WORK TO COMPLETE:
Filter the data below, keeping only lines that contain "Predicted".

[Excerpts from an interface dataset]
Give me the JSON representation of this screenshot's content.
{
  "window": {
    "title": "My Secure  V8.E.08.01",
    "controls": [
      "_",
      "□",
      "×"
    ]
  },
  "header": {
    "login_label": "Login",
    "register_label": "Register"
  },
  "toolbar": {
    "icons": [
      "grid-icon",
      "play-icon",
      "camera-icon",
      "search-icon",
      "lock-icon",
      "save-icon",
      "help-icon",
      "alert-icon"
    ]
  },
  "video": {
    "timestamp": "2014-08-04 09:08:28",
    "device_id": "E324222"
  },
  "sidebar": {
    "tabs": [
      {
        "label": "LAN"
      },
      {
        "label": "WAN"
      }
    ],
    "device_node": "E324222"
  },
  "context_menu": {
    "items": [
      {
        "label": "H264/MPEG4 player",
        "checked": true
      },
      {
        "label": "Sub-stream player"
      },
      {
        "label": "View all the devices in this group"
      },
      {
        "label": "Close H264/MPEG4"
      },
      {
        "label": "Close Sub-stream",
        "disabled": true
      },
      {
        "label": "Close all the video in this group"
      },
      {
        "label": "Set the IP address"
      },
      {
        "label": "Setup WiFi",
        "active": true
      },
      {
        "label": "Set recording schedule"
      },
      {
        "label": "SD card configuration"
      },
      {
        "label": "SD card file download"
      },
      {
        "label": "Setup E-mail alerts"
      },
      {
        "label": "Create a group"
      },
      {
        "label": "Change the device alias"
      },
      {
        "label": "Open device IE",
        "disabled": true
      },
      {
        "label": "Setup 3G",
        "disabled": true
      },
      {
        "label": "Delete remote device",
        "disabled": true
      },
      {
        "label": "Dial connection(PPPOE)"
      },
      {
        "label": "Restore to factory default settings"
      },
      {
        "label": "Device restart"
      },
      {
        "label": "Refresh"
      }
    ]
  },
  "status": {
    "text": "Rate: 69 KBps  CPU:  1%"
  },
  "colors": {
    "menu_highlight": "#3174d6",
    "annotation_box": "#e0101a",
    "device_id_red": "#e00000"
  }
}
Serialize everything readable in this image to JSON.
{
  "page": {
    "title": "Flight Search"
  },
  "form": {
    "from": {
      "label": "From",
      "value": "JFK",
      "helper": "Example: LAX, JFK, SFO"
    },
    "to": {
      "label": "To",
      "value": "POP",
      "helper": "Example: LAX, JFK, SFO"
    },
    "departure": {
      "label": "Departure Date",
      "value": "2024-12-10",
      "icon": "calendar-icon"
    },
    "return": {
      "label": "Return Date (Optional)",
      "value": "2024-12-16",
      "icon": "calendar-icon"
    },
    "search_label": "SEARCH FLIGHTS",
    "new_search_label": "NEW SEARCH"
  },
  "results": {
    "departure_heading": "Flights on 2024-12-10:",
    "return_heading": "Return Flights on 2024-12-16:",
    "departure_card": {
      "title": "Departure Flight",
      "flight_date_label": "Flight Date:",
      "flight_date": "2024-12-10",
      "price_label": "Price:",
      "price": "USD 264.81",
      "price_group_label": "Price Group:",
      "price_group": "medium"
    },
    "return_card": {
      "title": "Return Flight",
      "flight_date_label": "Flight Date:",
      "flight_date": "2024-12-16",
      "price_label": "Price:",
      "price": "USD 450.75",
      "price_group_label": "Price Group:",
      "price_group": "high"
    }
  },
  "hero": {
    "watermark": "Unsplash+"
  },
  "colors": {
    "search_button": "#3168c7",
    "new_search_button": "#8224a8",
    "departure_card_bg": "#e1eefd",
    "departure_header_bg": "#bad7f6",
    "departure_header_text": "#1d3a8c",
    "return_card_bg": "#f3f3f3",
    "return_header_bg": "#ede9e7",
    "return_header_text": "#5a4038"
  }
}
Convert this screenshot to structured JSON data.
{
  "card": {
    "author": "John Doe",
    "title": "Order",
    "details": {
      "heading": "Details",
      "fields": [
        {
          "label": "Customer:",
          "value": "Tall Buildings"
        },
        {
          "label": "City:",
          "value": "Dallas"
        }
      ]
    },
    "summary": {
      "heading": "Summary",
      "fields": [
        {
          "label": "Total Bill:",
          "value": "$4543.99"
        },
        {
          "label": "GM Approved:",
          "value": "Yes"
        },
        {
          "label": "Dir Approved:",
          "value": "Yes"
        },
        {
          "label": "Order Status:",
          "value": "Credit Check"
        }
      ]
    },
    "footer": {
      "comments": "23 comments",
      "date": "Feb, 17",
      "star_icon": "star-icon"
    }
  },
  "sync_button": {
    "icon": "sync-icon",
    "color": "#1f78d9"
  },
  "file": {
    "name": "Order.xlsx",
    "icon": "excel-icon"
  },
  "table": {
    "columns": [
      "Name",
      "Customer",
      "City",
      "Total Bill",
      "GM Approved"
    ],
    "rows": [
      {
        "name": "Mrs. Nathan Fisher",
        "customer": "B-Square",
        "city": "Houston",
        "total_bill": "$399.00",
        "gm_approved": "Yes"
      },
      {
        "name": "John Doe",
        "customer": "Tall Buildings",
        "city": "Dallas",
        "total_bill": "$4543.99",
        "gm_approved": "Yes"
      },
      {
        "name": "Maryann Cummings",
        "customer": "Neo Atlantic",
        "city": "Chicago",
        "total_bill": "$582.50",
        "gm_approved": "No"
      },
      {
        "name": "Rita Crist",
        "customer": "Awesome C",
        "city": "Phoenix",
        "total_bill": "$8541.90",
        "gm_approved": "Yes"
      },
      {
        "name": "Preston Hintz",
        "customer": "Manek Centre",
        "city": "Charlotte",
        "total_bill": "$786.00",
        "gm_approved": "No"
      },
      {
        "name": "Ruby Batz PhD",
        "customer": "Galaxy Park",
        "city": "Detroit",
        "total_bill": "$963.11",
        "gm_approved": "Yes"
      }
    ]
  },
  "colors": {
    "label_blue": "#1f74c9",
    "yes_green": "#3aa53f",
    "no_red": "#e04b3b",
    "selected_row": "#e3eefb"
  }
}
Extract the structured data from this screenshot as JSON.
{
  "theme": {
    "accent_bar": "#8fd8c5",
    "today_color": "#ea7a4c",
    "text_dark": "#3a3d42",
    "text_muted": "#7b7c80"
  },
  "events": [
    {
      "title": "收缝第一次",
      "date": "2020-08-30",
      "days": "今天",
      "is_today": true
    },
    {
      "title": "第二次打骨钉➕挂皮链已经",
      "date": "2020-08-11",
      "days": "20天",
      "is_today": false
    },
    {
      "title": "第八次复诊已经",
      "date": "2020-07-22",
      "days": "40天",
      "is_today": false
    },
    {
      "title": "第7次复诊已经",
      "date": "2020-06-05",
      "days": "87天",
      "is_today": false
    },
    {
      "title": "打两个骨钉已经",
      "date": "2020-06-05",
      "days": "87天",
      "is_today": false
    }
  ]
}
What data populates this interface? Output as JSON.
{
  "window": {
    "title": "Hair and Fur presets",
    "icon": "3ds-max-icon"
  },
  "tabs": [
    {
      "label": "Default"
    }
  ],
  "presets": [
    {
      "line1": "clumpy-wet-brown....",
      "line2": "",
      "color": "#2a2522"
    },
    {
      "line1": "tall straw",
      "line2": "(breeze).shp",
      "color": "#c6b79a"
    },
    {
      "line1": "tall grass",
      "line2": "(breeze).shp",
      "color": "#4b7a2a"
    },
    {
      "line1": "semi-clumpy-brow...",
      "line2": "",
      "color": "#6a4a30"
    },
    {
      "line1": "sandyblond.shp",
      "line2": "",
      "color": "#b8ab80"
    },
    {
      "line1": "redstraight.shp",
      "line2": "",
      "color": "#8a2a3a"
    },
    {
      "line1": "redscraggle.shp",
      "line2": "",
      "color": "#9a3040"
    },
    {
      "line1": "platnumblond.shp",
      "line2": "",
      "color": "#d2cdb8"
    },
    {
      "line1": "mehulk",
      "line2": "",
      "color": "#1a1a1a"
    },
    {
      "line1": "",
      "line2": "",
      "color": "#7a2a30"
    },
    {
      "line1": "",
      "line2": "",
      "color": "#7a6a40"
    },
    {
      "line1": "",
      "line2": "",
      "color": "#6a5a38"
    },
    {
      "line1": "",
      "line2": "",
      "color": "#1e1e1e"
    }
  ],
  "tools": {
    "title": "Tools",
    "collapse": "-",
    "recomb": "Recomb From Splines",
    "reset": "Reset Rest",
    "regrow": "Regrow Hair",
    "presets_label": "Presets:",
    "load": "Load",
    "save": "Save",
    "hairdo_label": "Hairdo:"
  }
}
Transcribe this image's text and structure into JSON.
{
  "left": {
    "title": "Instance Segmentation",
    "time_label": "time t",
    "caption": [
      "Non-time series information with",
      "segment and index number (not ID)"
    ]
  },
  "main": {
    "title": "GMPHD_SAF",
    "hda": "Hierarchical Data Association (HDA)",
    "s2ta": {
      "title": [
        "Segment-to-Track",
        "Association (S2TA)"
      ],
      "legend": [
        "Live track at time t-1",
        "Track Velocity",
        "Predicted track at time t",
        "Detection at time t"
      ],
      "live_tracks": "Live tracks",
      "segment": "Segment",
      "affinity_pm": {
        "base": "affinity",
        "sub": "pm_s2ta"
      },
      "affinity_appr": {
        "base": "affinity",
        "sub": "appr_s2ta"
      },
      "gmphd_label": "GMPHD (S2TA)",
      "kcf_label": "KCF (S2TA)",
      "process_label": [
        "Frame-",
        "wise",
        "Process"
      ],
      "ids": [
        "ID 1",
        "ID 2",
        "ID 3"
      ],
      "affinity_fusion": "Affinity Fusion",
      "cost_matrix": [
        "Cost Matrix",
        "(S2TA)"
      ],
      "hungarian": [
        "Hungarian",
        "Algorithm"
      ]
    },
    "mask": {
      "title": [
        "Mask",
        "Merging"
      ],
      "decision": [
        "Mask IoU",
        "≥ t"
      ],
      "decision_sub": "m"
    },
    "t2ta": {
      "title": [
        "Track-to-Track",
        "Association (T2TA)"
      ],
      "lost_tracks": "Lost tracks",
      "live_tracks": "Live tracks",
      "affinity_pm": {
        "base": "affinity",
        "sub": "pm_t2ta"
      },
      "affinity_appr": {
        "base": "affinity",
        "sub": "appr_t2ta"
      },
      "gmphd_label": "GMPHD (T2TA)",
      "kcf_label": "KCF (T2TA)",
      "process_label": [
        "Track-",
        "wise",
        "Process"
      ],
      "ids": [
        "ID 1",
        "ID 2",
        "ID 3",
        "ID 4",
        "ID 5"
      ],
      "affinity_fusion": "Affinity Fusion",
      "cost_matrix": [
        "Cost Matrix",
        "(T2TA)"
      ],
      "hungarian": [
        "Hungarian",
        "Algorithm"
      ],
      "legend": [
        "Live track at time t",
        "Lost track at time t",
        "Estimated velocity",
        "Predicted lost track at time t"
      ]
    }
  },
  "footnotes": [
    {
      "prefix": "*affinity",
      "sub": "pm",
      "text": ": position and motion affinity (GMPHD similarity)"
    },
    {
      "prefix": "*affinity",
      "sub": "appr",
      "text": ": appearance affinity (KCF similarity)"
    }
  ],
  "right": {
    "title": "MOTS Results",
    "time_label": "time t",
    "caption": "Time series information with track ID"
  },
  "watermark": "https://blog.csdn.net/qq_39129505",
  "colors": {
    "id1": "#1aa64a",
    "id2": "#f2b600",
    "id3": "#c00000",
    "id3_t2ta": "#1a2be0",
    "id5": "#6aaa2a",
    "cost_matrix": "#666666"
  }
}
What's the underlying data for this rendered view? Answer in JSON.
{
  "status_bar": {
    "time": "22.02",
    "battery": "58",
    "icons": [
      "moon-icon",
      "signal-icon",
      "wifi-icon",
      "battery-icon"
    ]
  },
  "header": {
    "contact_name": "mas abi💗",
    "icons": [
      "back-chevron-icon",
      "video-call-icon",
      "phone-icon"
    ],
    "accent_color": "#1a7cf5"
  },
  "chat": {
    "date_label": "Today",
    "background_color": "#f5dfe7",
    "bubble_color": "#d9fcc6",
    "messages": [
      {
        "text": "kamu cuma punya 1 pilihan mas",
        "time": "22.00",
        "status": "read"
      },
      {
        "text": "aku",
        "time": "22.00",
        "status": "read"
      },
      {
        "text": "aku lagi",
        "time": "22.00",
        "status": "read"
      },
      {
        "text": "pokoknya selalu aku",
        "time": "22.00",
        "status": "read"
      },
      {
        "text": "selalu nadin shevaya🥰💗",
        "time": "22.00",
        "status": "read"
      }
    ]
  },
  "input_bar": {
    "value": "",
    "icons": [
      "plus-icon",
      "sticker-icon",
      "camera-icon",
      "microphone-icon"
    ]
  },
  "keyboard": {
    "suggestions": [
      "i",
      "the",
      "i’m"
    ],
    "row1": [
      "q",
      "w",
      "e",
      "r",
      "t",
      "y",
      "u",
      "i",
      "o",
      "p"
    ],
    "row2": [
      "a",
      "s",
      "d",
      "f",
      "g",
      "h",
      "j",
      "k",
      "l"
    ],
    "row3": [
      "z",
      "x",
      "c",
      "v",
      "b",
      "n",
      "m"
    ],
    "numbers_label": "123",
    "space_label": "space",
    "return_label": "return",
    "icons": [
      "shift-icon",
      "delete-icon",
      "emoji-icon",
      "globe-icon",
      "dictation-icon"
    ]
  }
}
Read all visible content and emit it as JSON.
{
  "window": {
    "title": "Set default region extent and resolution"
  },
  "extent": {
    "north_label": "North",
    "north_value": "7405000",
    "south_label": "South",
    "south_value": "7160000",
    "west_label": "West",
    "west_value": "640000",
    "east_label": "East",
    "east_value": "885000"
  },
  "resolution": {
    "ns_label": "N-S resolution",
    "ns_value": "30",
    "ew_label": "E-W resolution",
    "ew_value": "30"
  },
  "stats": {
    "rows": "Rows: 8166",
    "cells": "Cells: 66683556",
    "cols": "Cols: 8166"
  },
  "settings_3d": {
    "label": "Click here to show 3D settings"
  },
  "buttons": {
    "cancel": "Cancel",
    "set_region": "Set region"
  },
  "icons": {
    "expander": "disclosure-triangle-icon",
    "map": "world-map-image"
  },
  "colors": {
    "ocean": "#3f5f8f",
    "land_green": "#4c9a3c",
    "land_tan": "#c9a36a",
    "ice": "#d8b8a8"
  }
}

ANSWER TO THIS TASK:
        "Predicted track at time t",
        "Predicted lost track at time t"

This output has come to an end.